  • The Importance and Power of The Dignity of Work
  • Mental Health and Trauma Informed Care Are Critical
  • Affordable Construction Leads to Affordable Housing
  • Prevention Will Save Money While Reducing Trauma
  • The Need for Population Specific Programming
  • Renewed Focus on Racial Disparities
  • Promotion of Alternatives to Criminalizing People Experiencing Homelessness, and
  • Importance of National Emergency Readiness.

Action Plan

The purpose of this paper is to provide a roadmap for immediate impact for American cities and counties on the issue of homelessness. We propose a plan that will dramatically reduce public camping, drug consumption, and street disorder within 30 to 60 days of implementation. While the long-term goals for subsidized and permanent supportive housing are necessary components of public policy in many jurisdictions, we believe these plans must be supplemented with the short-term objectives of creating an emergency “safe ground” facility and adopting a policy of “compassionate enforcement” that will deliver immediate results to the citizens, families, and homeless individuals across the country.
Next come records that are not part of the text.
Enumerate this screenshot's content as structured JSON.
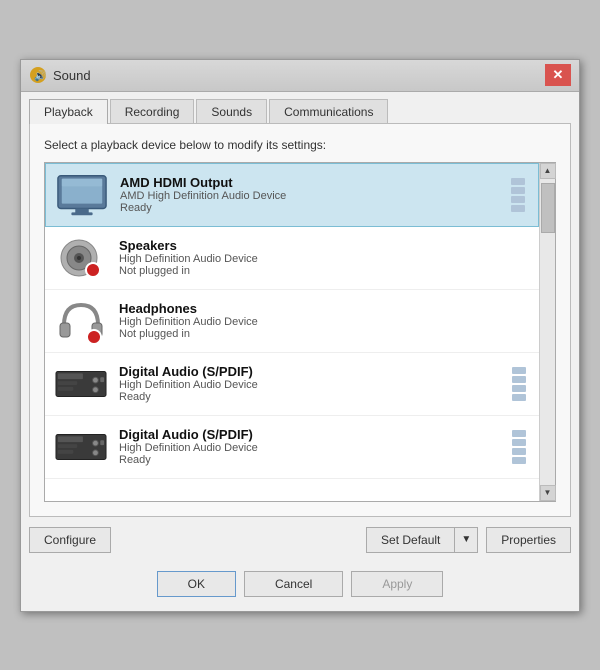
{
  "window": {
    "title": "Sound",
    "icon": "🔊"
  },
  "tabs": [
    {
      "id": "playback",
      "label": "Playback",
      "active": true
    },
    {
      "id": "recording",
      "label": "Recording",
      "active": false
    },
    {
      "id": "sounds",
      "label": "Sounds",
      "active": false
    },
    {
      "id": "communications",
      "label": "Communications",
      "active": false
    }
  ],
  "instruction": "Select a playback device below to modify its settings:",
  "devices": [
    {
      "id": "amd-hdmi",
      "name": "AMD HDMI Output",
      "desc": "AMD High Definition Audio Device",
      "status": "Ready",
      "selected": true,
      "has_bars": true,
      "has_dot": false,
      "icon_type": "hdmi"
    },
    {
      "id": "speakers",
      "name": "Speakers",
      "desc": "High Definition Audio Device",
      "status": "Not plugged in",
      "selected": false,
      "has_bars": false,
      "has_dot": true,
      "icon_type": "speakers"
    },
    {
      "id": "headphones",
      "name": "Headphones",
      "desc": "High Definition Audio Device",
      "status": "Not plugged in",
      "selected": false,
      "has_bars": false,
      "has_dot": true,
      "icon_type": "headphones"
    },
    {
      "id": "digital1",
      "name": "Digital Audio (S/PDIF)",
      "desc": "High Definition Audio Device",
      "status": "Ready",
      "selected": false,
      "has_bars": true,
      "has_dot": false,
      "icon_type": "digital"
    },
    {
      "id": "digital2",
      "name": "Digital Audio (S/PDIF)",
      "desc": "High Definition Audio Device",
      "status": "Ready",
      "selected": false,
      "has_bars": true,
      "has_dot": false,
      "icon_type": "digital"
    }
  ],
  "buttons": {
    "configure": "Configure",
    "set_default": "Set Default",
    "properties": "Properties",
    "ok": "OK",
    "cancel": "Cancel",
    "apply": "Apply"
  }
}
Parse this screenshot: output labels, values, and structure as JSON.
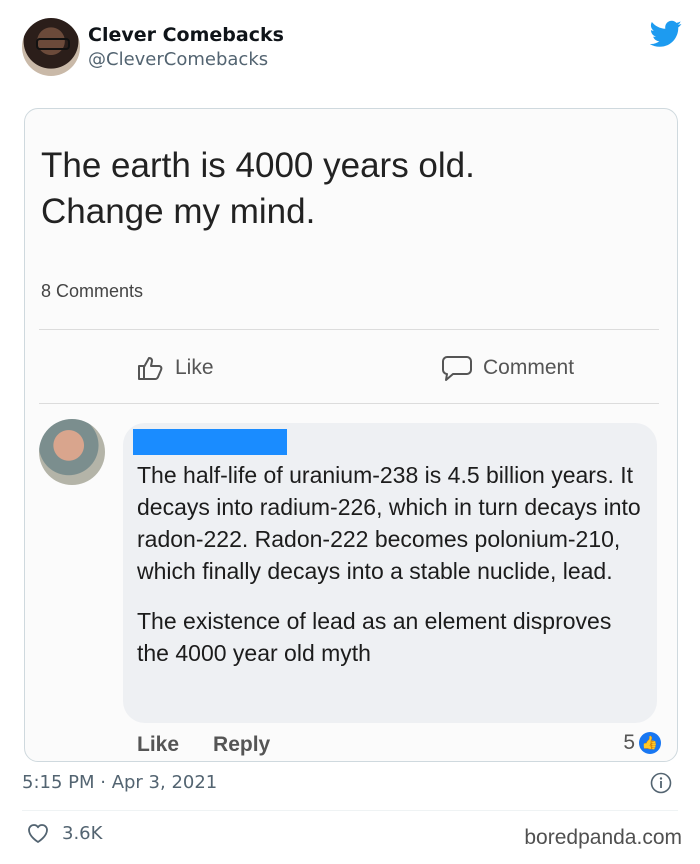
{
  "tweet": {
    "display_name": "Clever Comebacks",
    "handle": "@CleverComebacks",
    "timestamp": "5:15 PM · Apr 3, 2021",
    "likes_count": "3.6K",
    "brand_color": "#1d9bf0"
  },
  "embedded_post": {
    "post_text_line1": "The earth is 4000 years old.",
    "post_text_line2": "Change my mind.",
    "comment_count": "8 Comments",
    "like_label": "Like",
    "comment_label": "Comment",
    "comment": {
      "paragraph1": "The half-life of uranium-238 is 4.5 billion years. It decays into radium-226, which in turn decays into radon-222. Radon-222 becomes polonium-210, which finally decays into a stable nuclide, lead.",
      "paragraph2": "The existence of lead as an element disproves the 4000 year old myth",
      "like_action": "Like",
      "reply_action": "Reply",
      "reaction_count": "5",
      "redaction_color": "#1a8cff"
    }
  },
  "watermark": "boredpanda.com"
}
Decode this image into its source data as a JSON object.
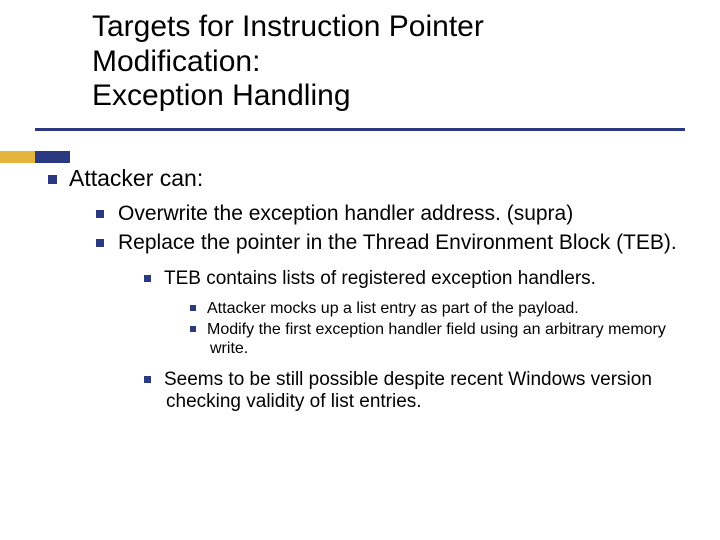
{
  "title_line1": "Targets for Instruction Pointer",
  "title_line2": "Modification:",
  "title_line3": "Exception Handling",
  "l1": "Attacker can:",
  "l2": [
    "Overwrite the exception handler address. (supra)",
    "Replace the pointer in the Thread Environment Block (TEB)."
  ],
  "l3a": "TEB contains lists of registered exception handlers.",
  "l4": [
    "Attacker mocks up a list entry as part of the payload.",
    "Modify the first exception handler field using an arbitrary memory write."
  ],
  "l3b": "Seems to be still possible despite recent Windows version checking validity of list entries."
}
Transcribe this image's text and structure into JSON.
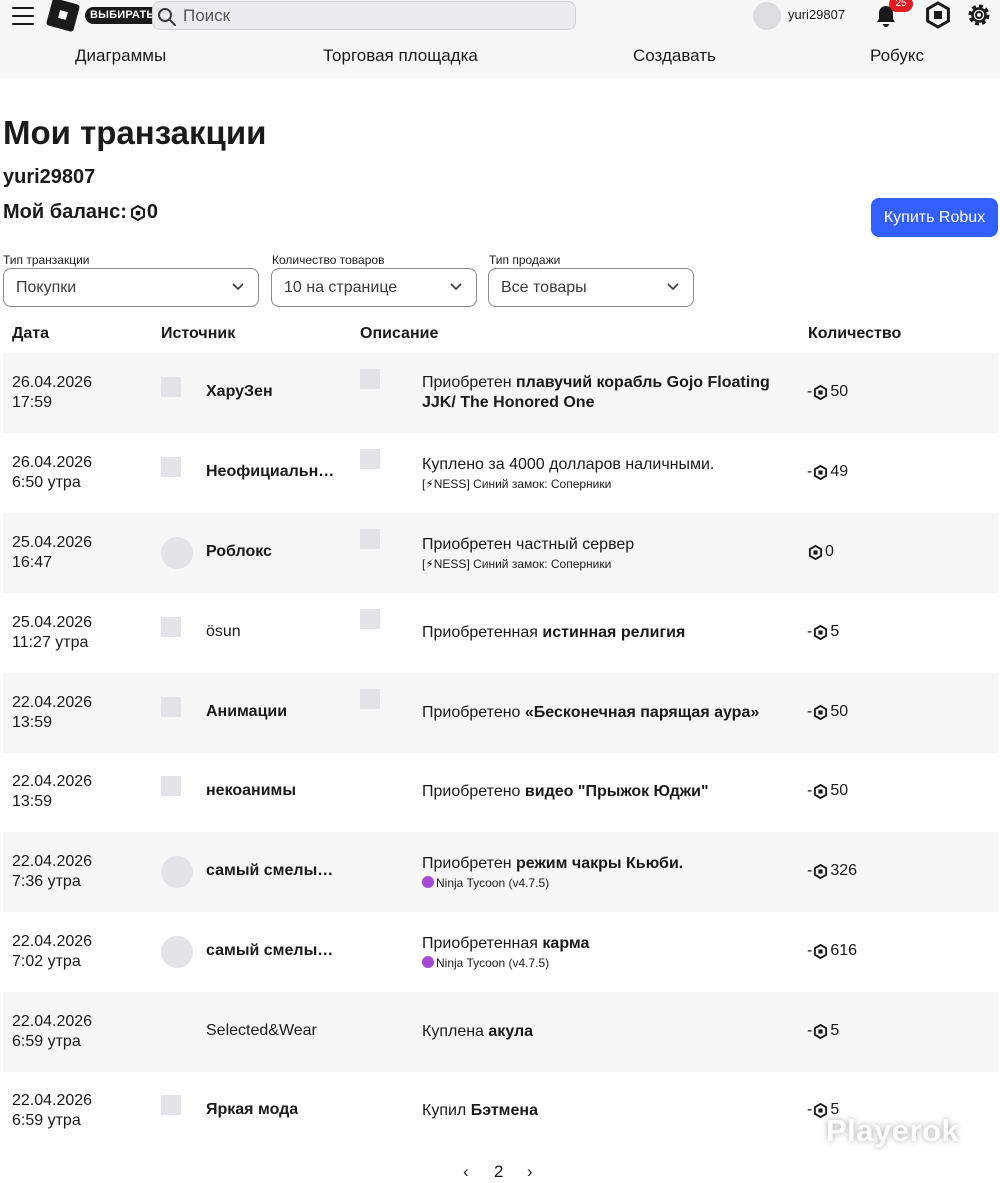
{
  "header": {
    "choose_badge": "ВЫБИРАТЬ",
    "search_placeholder": "Поиск",
    "username": "yuri29807",
    "notifications_count": "25",
    "nav": [
      "Диаграммы",
      "Торговая площадка",
      "Создавать",
      "Робукс"
    ]
  },
  "page": {
    "title": "Мои транзакции",
    "username": "yuri29807",
    "balance_label": "Мой баланс:",
    "balance_value": "0",
    "buy_button": "Купить Robux"
  },
  "filters": [
    {
      "label": "Тип транзакции",
      "value": "Покупки"
    },
    {
      "label": "Количество товаров",
      "value": "10 на странице"
    },
    {
      "label": "Тип продажи",
      "value": "Все товары"
    }
  ],
  "table": {
    "headers": [
      "Дата",
      "Источник",
      "Описание",
      "Количество"
    ],
    "rows": [
      {
        "date": "26.04.2026",
        "time": "17:59",
        "source": "ХаруЗен",
        "desc_pre": "Приобретен",
        "desc_item": "плавучий корабль Gojo Floating JJK/ The Honored One",
        "desc_sub": "",
        "amount": "50",
        "sign": "-"
      },
      {
        "date": "26.04.2026",
        "time": "6:50 утра",
        "source": "Неофициальный магазин",
        "desc_pre": "Куплено за 4000 долларов наличными.",
        "desc_item": "",
        "desc_sub": "[⚡NESS] Синий замок: Соперники",
        "amount": "49",
        "sign": "-"
      },
      {
        "date": "25.04.2026",
        "time": "16:47",
        "source": "Роблокс",
        "desc_pre": "Приобретен частный сервер",
        "desc_item": "",
        "desc_sub": "[⚡NESS] Синий замок: Соперники",
        "amount": "0",
        "sign": ""
      },
      {
        "date": "25.04.2026",
        "time": "11:27 утра",
        "source": "ösun",
        "desc_pre": "Приобретенная",
        "desc_item": "истинная религия",
        "desc_sub": "",
        "amount": "5",
        "sign": "-"
      },
      {
        "date": "22.04.2026",
        "time": "13:59",
        "source": "Анимации",
        "desc_pre": "Приобретено",
        "desc_item": "«Бесконечная парящая аура»",
        "desc_sub": "",
        "amount": "50",
        "sign": "-"
      },
      {
        "date": "22.04.2026",
        "time": "13:59",
        "source": "некоанимы",
        "desc_pre": "Приобретено",
        "desc_item": "видео \"Прыжок Юджи\"",
        "desc_sub": "",
        "amount": "50",
        "sign": "-"
      },
      {
        "date": "22.04.2026",
        "time": "7:36 утра",
        "source": "самый смелый ниндзя",
        "desc_pre": "Приобретен",
        "desc_item": "режим чакры Кьюби.",
        "desc_sub": "Ninja Tycoon (v4.7.5)",
        "amount": "326",
        "sign": "-"
      },
      {
        "date": "22.04.2026",
        "time": "7:02 утра",
        "source": "самый смелый ниндзя",
        "desc_pre": "Приобретенная",
        "desc_item": "карма",
        "desc_sub": "Ninja Tycoon (v4.7.5)",
        "amount": "616",
        "sign": "-"
      },
      {
        "date": "22.04.2026",
        "time": "6:59 утра",
        "source": "Selected&Wear",
        "desc_pre": "Куплена",
        "desc_item": "акула",
        "desc_sub": "",
        "amount": "5",
        "sign": "-"
      },
      {
        "date": "22.04.2026",
        "time": "6:59 утра",
        "source": "Яркая мода",
        "desc_pre": "Купил",
        "desc_item": "Бэтмена",
        "desc_sub": "",
        "amount": "5",
        "sign": "-"
      }
    ]
  },
  "pager": {
    "current": "2",
    "prev": "‹",
    "next": "›"
  },
  "watermark": "Playerok",
  "colors": {
    "accent": "#335fff",
    "badge": "#e11d21",
    "row_alt": "#f7f7f8"
  }
}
We have created a legal guide for cities to maintain compliance with the Martin v Boise decision. The guide outlines best pract ices for compliance and provides models for successful ordinances that balance enforcement, housing, and legal requirements. The guide is written by Joseph Tartakovsky, attorney for the City of Boise in the Martin v Boise case.


Case Studies

We have created case studies of cities that have delivered cost-effective and rapid results on homelessness. We’ll show you how San Diego built an emergency shelter and moved 700 people off the streets, how Burien eliminated camping in public parks, and how Modesto reduced quality-of-life crimes associated with homelessness by 83 percent — all within 60 days.